Yes, it’s yet more proof that “playing like a girl” should be a mark of pride According to a study Ben-Gurion University of the Negev in Israel in lovingly titled “Choking Under Pressure and Gender”, found that women may have an advantage over their male peers in tense, winner-take-all competitive situations.
“Our research showed that men consistently choke under competitive pressure,” reads the report. “But with regard to women, the results are mixed.” It goes on to say that, yes, women do lose a bit of their ability at crucial moments, “it is still 50 percent less than men.”
Now, this isn’t an across-the-board phenomenon. Specifically, the study looked at thousands of Grand Slam tennis matches to make its findings. Tennis has that rare quality in the world of sport of being a one-on-one contest of skill and nerve. Boxing, fencing, and other martial arts fall into that same bracket. It may be that it’s only in these contests that the sexes differ in their tendency to choke under pressure.
Even the researchers involved say, “tennis players may have different preferences and characteristics that may not necessarily make them a representative subject.” That is to say, the findings would be hard to impossible to translate to sports where women take on men or, perhaps even more crucially, how the sexes fair against each other in the workplace.

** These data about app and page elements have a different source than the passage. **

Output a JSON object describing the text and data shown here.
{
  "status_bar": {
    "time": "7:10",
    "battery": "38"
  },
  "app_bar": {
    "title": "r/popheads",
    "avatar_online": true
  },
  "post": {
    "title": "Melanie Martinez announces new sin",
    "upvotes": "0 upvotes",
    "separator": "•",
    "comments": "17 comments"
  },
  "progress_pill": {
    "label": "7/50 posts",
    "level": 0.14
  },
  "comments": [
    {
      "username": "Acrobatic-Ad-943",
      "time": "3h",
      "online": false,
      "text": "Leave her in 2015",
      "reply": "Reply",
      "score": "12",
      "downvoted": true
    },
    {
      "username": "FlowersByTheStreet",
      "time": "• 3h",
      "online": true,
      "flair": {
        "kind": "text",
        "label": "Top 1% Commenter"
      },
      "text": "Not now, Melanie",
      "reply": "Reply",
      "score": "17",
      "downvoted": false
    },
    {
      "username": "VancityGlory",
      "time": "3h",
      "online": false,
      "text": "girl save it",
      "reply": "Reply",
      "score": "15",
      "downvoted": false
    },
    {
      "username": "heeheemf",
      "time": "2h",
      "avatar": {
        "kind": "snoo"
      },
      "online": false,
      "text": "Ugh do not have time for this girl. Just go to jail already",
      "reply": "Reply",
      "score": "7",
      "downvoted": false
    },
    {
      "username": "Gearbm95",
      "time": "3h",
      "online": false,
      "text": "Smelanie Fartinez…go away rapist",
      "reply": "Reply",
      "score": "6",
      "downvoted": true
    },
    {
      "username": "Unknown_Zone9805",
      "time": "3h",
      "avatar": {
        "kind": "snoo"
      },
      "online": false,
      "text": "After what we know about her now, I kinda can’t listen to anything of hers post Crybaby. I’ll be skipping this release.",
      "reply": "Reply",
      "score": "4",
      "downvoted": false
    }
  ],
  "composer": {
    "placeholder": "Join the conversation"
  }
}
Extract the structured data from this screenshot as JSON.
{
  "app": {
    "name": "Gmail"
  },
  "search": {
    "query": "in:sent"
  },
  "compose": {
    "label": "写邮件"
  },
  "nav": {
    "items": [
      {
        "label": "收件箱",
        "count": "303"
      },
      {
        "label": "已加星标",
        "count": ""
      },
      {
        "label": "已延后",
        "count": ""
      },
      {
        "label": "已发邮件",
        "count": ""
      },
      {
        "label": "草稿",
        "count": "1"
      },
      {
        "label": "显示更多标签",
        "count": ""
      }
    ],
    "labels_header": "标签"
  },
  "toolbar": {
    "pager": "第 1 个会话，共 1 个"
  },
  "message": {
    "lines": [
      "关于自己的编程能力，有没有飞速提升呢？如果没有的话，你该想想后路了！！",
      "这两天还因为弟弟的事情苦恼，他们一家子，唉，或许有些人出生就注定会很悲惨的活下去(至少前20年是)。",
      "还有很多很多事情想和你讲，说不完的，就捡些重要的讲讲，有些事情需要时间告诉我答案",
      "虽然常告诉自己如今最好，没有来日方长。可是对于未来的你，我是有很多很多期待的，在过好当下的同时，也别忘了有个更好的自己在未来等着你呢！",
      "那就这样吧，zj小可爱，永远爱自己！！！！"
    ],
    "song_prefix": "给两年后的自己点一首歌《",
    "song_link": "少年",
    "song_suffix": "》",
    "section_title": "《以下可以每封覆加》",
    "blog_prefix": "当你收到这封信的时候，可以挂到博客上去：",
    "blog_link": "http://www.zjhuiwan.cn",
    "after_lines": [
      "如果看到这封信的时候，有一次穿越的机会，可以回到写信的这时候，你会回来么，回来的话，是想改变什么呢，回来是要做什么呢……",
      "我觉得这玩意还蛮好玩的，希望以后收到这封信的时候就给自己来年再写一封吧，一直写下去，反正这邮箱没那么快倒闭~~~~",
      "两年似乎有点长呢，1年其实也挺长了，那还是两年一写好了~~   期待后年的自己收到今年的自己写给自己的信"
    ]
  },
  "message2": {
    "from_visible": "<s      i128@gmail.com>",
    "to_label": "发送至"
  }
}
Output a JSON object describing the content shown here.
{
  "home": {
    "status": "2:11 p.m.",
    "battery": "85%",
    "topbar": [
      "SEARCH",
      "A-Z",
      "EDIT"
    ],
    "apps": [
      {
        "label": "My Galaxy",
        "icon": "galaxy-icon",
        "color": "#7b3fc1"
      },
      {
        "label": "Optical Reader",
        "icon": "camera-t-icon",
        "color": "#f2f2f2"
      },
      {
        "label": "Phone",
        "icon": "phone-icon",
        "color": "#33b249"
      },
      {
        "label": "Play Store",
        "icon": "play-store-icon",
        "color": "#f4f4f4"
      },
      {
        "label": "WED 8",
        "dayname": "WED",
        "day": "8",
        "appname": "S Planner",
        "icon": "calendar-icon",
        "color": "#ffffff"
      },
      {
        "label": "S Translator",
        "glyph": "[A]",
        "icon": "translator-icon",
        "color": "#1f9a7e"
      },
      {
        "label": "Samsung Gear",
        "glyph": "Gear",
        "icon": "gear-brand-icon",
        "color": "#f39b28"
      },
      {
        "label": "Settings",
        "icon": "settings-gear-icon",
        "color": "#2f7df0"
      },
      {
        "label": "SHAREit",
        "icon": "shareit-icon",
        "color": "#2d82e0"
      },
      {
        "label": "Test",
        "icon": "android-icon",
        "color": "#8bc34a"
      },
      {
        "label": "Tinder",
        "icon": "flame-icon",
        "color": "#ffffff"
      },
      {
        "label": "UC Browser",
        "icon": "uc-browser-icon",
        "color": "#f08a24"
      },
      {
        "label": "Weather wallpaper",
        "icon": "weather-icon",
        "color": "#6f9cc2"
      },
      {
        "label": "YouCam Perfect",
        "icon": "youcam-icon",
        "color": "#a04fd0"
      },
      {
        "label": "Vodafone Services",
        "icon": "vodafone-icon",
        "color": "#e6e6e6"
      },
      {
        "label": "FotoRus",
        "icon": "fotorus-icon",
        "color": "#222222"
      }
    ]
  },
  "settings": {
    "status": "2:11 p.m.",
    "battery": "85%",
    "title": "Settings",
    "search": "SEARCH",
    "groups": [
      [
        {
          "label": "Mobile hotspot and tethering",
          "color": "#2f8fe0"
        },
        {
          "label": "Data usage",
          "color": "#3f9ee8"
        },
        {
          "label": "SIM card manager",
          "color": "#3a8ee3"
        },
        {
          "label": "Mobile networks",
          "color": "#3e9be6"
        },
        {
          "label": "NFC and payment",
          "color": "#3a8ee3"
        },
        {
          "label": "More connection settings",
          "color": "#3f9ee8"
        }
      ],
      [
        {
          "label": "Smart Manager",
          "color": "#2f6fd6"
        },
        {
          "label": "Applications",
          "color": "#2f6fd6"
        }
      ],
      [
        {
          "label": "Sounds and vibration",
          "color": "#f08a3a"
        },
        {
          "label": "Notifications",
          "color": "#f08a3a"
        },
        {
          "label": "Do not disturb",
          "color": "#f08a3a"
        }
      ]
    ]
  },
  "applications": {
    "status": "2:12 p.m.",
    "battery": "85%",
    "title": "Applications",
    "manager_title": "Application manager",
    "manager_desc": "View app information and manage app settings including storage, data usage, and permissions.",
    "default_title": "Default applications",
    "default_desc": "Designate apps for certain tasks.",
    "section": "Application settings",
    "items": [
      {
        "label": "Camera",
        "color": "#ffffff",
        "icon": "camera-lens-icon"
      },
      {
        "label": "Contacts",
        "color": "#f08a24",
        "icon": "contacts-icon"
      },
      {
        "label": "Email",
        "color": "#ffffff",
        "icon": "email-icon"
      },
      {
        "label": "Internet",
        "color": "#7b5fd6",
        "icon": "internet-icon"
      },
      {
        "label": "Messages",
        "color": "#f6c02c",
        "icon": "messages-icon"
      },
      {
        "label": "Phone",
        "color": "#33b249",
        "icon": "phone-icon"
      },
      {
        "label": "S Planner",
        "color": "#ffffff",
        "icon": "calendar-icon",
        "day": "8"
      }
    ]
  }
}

Nonetheless, the author struck an optimistic tone about the study’s findings. “The fact that we have uncovered such robust evidence that women can respond better than men to competitive pressure calls for further investigation in other real-life tournament settings.” Indeed, it does.